A dream that may end in a quick wake-up call
When this long, long, election eventually comes to an end and the votes are counted we will know whether Indian voters have opted for the uncertainty of the promise of a bright new future, or the security of a tired past. Mark Tully writes.ht view Updated: May 10, 2014 22:02 IST
When this long, long, election eventually comes to an end and the votes are counted we will know whether Indian voters have opted for the uncertainty of the promise of a bright new future, or the security of a tired past.
A senior Lucknow journalist got it right when he said to me, “Modi is selling a dream.” The future promised by the dream can be summed up in two words, change and development. But dreams all too often vanish in the harsh light of reality. Modi has been very short on the details of his plans for transforming India’s ramshackle, archaic, administrative machinery into a modern engine that can generate and sustain development. Yet that is the change he has to bring about if he’s to fulfil his promise of development.
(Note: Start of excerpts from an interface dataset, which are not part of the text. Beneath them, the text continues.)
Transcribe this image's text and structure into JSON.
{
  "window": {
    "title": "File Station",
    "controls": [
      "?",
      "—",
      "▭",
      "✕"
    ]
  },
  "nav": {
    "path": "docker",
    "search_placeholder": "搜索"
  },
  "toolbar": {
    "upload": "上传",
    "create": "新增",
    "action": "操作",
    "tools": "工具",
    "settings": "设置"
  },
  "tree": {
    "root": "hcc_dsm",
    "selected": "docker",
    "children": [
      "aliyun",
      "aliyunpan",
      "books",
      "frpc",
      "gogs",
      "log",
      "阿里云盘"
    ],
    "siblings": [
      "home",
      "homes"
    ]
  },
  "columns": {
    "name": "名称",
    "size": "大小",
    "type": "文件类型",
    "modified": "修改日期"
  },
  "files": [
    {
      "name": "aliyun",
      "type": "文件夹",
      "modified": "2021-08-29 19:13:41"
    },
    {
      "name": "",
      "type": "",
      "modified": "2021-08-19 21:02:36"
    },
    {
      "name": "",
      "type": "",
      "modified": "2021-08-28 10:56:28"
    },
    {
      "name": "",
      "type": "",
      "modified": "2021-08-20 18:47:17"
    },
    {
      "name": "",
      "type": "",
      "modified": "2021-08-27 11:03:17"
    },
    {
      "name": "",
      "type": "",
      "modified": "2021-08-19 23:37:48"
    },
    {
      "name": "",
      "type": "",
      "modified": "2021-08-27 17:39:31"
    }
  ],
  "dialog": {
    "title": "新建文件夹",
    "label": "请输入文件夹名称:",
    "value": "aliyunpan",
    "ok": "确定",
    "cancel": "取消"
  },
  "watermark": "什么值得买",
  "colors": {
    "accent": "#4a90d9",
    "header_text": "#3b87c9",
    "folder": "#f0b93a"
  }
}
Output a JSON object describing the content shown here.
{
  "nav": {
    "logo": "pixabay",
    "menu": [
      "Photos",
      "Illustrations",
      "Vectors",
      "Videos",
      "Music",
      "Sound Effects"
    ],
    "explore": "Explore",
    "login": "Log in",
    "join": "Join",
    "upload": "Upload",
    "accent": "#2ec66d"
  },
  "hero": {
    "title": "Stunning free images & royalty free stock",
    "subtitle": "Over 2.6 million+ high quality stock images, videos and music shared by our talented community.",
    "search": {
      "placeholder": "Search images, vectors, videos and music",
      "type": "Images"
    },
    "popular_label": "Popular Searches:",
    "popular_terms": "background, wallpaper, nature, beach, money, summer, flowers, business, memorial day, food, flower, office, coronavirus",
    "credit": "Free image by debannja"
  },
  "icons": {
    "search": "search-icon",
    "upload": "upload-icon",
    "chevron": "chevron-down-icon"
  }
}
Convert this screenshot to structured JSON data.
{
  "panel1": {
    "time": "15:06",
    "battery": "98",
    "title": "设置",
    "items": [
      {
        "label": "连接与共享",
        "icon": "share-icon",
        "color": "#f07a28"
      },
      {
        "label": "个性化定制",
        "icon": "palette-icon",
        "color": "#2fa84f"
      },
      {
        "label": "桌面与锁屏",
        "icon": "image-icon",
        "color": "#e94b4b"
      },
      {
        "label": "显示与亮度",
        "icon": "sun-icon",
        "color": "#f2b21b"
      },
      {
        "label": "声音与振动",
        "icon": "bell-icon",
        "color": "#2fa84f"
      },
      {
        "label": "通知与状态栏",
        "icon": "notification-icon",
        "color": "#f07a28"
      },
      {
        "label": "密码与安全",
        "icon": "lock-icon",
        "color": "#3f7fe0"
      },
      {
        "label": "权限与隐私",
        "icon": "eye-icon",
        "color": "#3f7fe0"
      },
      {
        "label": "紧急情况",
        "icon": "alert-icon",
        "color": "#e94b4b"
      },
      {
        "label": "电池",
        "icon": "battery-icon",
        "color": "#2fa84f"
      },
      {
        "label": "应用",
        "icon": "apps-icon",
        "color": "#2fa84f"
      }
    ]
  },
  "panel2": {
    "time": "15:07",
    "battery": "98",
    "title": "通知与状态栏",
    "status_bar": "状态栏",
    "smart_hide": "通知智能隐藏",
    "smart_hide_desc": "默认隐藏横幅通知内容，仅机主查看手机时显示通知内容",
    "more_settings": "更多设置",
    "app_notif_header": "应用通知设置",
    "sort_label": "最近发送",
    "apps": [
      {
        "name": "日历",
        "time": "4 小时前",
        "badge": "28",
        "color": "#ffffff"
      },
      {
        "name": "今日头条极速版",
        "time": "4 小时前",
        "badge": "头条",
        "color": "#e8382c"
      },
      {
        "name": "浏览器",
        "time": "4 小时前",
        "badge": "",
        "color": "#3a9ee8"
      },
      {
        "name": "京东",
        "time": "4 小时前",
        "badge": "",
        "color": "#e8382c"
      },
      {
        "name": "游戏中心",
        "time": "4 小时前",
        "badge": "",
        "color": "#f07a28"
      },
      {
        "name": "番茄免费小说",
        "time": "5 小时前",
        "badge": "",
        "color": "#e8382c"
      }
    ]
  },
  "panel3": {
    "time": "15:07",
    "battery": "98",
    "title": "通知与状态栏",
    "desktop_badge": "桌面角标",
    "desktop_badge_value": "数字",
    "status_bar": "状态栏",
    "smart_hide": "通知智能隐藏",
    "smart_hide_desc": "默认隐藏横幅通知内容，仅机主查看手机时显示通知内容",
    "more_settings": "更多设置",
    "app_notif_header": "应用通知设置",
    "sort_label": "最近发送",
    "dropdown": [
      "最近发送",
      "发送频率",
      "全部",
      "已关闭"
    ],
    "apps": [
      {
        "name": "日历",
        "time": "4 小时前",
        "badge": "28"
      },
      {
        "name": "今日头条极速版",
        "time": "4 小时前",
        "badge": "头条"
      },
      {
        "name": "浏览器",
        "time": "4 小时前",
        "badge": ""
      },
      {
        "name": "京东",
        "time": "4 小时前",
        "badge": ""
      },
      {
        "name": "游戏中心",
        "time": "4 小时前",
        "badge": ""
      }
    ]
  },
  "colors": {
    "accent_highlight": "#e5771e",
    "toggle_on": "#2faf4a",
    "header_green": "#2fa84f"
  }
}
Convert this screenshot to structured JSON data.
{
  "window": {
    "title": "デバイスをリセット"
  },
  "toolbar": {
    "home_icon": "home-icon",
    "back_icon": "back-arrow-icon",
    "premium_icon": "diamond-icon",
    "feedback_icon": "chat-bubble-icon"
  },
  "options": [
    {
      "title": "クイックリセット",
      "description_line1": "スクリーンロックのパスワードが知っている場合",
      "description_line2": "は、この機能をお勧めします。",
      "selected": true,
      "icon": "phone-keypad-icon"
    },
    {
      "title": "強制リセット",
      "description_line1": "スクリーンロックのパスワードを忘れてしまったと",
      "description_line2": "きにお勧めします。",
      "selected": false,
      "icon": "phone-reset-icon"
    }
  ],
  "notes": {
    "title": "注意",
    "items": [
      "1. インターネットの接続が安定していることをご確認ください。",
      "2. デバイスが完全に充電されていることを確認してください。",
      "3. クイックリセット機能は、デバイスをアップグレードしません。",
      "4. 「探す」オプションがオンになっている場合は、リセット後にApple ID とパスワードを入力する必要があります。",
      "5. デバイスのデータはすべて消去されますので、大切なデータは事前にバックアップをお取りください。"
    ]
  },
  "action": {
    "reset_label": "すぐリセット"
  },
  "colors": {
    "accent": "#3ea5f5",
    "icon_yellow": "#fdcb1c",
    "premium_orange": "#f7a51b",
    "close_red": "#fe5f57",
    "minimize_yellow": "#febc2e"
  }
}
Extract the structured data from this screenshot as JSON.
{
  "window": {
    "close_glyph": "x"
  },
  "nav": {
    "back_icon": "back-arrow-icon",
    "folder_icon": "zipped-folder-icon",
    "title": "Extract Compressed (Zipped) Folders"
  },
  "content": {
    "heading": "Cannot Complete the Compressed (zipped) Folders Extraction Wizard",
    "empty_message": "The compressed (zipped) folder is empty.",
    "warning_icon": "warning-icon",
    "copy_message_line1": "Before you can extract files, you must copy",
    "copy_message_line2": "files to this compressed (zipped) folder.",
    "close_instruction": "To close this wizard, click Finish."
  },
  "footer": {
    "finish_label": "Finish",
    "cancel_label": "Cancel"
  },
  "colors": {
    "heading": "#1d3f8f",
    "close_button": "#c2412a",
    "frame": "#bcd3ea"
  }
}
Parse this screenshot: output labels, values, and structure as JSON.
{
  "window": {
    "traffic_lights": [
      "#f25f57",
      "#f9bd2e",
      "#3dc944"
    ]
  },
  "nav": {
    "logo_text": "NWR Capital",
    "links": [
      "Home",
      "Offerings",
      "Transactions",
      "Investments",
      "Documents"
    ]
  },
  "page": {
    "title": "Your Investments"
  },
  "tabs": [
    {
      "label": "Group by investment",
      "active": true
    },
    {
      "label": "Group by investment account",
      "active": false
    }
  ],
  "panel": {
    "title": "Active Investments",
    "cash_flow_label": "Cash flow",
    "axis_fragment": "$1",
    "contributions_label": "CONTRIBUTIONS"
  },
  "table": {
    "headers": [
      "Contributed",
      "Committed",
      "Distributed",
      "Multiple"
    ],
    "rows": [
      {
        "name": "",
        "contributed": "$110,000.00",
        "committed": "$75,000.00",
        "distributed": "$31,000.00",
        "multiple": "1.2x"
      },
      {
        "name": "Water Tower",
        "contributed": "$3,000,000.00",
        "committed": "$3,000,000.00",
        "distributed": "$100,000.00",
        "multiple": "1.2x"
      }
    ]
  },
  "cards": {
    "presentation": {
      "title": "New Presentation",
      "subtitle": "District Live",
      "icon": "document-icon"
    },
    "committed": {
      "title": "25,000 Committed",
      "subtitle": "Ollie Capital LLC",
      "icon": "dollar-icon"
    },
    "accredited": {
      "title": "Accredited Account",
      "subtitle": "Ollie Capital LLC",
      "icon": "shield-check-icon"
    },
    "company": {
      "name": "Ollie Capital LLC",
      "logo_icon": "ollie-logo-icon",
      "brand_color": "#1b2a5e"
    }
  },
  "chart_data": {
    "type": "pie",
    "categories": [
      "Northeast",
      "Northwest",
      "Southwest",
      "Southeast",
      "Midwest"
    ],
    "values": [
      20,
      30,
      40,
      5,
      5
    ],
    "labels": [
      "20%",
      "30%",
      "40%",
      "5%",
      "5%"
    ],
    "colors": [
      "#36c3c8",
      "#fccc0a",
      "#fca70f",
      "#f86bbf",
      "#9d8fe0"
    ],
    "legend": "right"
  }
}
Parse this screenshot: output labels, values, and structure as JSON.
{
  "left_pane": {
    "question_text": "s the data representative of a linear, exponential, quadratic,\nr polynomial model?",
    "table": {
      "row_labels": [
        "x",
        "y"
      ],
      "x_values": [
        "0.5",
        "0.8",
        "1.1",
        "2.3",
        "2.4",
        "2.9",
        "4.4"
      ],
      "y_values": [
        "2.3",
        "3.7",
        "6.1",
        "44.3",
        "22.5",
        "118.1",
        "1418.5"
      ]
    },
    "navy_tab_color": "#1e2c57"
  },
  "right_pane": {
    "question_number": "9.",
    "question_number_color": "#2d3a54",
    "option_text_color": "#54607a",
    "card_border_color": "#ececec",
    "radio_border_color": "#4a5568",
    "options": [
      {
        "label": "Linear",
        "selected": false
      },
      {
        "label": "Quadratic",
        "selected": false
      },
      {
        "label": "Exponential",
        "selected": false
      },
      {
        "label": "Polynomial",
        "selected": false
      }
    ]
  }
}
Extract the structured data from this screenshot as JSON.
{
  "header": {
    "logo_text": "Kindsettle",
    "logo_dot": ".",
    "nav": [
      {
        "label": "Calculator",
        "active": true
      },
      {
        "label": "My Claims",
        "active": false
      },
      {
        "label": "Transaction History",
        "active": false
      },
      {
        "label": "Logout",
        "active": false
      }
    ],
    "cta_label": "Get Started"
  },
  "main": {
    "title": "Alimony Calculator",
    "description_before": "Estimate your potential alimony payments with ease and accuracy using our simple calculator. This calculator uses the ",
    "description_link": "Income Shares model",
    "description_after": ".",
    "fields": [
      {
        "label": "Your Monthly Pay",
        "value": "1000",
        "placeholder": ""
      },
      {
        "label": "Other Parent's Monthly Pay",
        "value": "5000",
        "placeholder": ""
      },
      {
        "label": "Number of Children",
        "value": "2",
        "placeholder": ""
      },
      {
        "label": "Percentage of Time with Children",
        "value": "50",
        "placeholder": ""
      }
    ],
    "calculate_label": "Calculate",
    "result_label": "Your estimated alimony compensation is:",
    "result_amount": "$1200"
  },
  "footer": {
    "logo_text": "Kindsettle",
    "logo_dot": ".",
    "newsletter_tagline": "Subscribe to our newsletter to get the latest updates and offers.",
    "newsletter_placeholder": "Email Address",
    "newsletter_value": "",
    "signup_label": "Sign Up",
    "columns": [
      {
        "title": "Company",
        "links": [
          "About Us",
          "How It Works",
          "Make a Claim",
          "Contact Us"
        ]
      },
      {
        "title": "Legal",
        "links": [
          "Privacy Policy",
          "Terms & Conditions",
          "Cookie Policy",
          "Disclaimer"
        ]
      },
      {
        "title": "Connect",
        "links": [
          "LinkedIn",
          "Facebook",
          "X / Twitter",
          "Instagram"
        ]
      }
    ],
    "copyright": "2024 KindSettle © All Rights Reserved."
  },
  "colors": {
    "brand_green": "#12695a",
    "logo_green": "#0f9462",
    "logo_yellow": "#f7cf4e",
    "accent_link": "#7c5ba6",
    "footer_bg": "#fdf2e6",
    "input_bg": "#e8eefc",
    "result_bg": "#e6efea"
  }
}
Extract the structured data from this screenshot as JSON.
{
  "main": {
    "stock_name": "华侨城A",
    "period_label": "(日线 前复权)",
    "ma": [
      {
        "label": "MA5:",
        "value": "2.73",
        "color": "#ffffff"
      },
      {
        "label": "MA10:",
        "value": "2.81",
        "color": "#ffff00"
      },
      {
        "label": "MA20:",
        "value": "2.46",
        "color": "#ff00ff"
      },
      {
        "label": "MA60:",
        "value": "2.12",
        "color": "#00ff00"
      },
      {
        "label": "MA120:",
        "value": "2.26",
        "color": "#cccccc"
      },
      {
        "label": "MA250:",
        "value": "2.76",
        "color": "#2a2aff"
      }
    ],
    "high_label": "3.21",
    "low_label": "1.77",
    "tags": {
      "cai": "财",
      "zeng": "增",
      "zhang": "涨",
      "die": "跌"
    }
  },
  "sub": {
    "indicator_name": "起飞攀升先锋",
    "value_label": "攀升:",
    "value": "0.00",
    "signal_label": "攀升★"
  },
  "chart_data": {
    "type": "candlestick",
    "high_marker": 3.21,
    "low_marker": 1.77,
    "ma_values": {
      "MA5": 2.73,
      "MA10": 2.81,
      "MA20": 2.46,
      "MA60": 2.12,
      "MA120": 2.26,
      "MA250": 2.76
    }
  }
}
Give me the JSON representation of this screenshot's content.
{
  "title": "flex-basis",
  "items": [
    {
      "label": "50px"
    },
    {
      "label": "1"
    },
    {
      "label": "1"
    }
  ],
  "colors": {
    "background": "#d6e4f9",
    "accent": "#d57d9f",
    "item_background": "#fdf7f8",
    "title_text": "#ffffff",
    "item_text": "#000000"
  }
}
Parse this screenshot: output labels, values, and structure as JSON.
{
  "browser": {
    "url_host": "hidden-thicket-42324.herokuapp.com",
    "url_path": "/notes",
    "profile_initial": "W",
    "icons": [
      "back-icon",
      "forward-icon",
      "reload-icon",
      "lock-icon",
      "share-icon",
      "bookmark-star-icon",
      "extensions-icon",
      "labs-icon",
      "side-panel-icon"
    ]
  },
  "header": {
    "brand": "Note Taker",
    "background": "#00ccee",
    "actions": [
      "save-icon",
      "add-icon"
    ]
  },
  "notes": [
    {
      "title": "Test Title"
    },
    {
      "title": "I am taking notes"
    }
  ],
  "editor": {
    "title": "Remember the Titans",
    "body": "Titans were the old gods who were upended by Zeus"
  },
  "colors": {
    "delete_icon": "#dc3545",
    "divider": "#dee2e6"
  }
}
The Congress, on the other hand, has urged voters not to take risks, not to trust promises, not to dream dreams, but to vote again for what one disgruntled Congress politician described to me as the tired old issues. In speech after speech Sonia and Rahul Gandhi have appealed to voters to chose the security of their version of secularism, their idea of India, warning that if they don’t India will break. But the Congress has used that threat so often in the past to draw attention away from its failures that voters may well shrug their shoulders and say “we’ve heard all that before”.
Sonia Gandhi looks back to Indira Gandhi’s garibi hatao as the way to win votes. So it’s not surprising that Rahul has been highlighting the Congress’ pro-poor policies, specially the Right to Food. Those policies relieve but don’t remove poverty. They don’t promise change or development.
Then there is Rahul himself, the scion of the Nehru Gandhi family, appealing time and again to past memories of his family in the hope that he can recreate the magical magnetism which drew voters to his grandmother and at one stage to his father too. But times have changed and recent electoral history has shown that the family’s charisma has worn thin. Rahul has been no match for the boisterous super-self-confident Modi in the competition for charisma. Many in the Congress party feel that the charismatic Priyanka should have been chosen as their leader. When she did come out fighting she pushed Rahul off the front pages.
The Congress campaign has been so lack-lustre and backward-looking that it’s widely believed the party is heading for a humiliating defeat. On the other hand, the polls and the media have forecast a Modi wave. The term has been repeated so often that it could well turn out to be a self-fulfilling prophesy. But a wave would sweep over the traditional issues of caste, creed, and candidate and I found them still relevant in the crucial heart of UP. Among many voters I talked to who were calculating caste equations or wondering which way the Muslim vote would go was the local BJP strongman. He assured me there was a Modi wave but went on to say “there’s a problem too — caste”.
Modi himself does not appear confident that there’s a wave which has swept over central UP. Although the BJP president and Lucknow candidate, Rajnath Singh, appealed to voters to rise above caste and creed at the last moment, Modi appealed to caste with his deliberate misinterpretation of Priyanka’s remarks about low-level politics, and to creed with Ram and his temple at Faizabad. A BJP ideologue told me the party is counting on caste to see it through in UP.
If Modi does form the government he will face an angry backlash very quickly unless his dream becomes a reality and he succeeds in doing what no one else has done, changing India.
The views expressed by the author are personal